[Opening Provided records section]
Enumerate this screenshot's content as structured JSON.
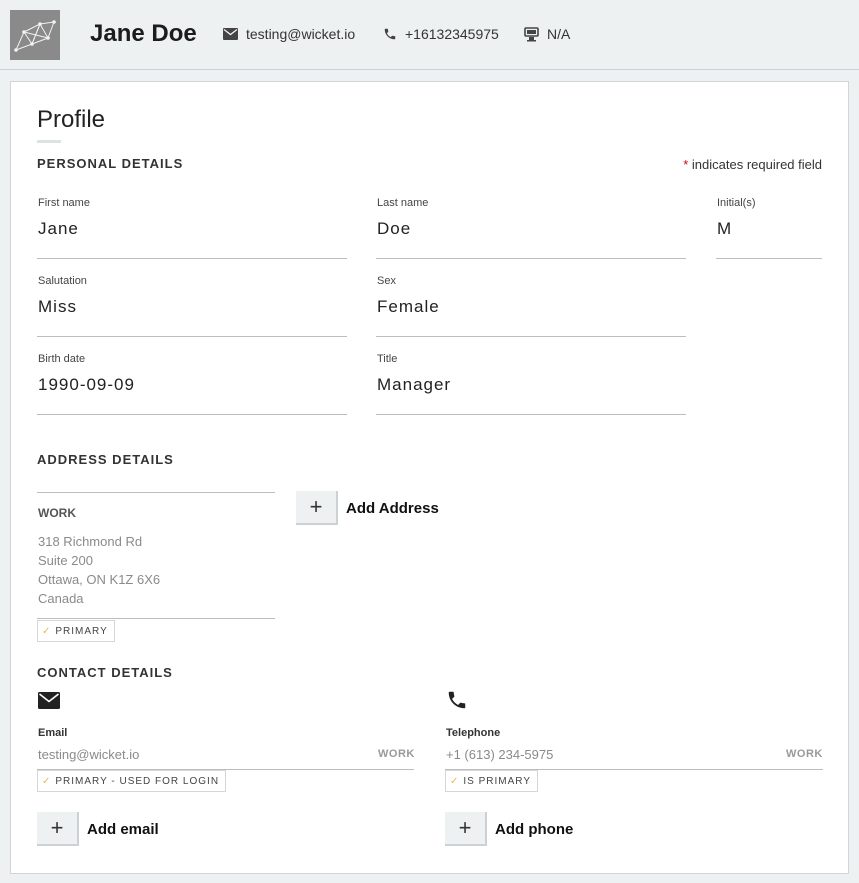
{
  "header": {
    "name": "Jane Doe",
    "email": "testing@wicket.io",
    "phone": "+16132345975",
    "fax": "N/A"
  },
  "profile": {
    "title": "Profile",
    "personal_heading": "PERSONAL DETAILS",
    "required_note": "indicates required field",
    "required_star": "*",
    "fields": {
      "first_name": {
        "label": "First name",
        "value": "Jane"
      },
      "last_name": {
        "label": "Last name",
        "value": "Doe"
      },
      "initials": {
        "label": "Initial(s)",
        "value": "M"
      },
      "salutation": {
        "label": "Salutation",
        "value": "Miss"
      },
      "sex": {
        "label": "Sex",
        "value": "Female"
      },
      "birth_date": {
        "label": "Birth date",
        "value": "1990-09-09"
      },
      "title": {
        "label": "Title",
        "value": "Manager"
      }
    }
  },
  "address": {
    "heading": "ADDRESS DETAILS",
    "type": "WORK",
    "lines": [
      "318 Richmond Rd",
      "Suite 200",
      "Ottawa, ON K1Z 6X6",
      "Canada"
    ],
    "primary_chip": "PRIMARY",
    "add_label": "Add Address"
  },
  "contact": {
    "heading": "CONTACT DETAILS",
    "email": {
      "label": "Email",
      "value": "testing@wicket.io",
      "type": "WORK",
      "chip": "PRIMARY - USED FOR LOGIN",
      "add_label": "Add email"
    },
    "telephone": {
      "label": "Telephone",
      "value": "+1 (613) 234-5975",
      "type": "WORK",
      "chip": "IS PRIMARY",
      "add_label": "Add phone"
    }
  },
  "icons": {
    "email": "envelope-icon",
    "phone": "phone-icon",
    "fax": "fax-icon",
    "check": "check-icon",
    "plus": "plus-icon"
  },
  "colors": {
    "background": "#eef1f2",
    "card": "#ffffff",
    "required": "#d0021b",
    "check": "#e8b84a"
  }
}
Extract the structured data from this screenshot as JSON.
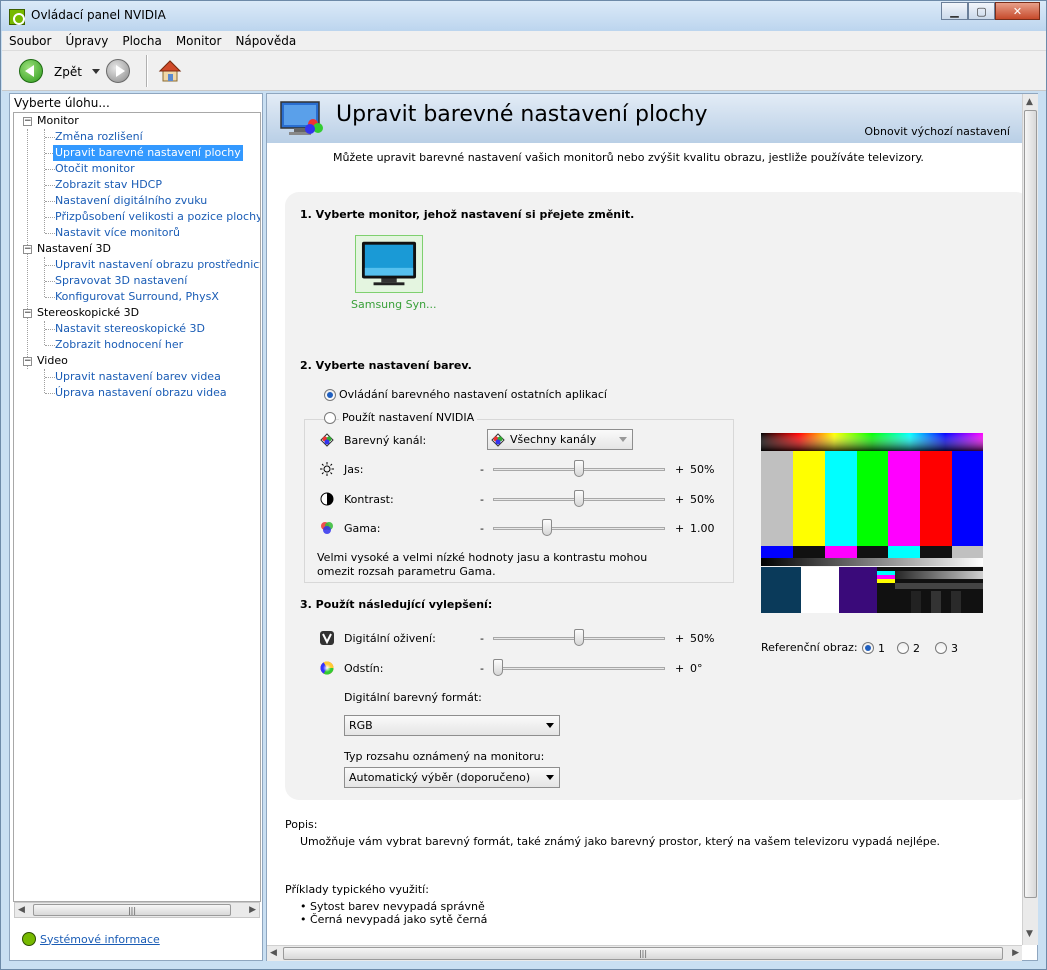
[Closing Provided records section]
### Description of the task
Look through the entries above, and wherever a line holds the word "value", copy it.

### Exercise response
        "value": "Jane"
        "value": "Doe"
        "value": "M"
        "value": "Miss"
        "value": "Female"
        "value": "1990-09-09"
        "value": "Manager"
      "value": "testing@wicket.io",
      "value": "+1 (613) 234-5975",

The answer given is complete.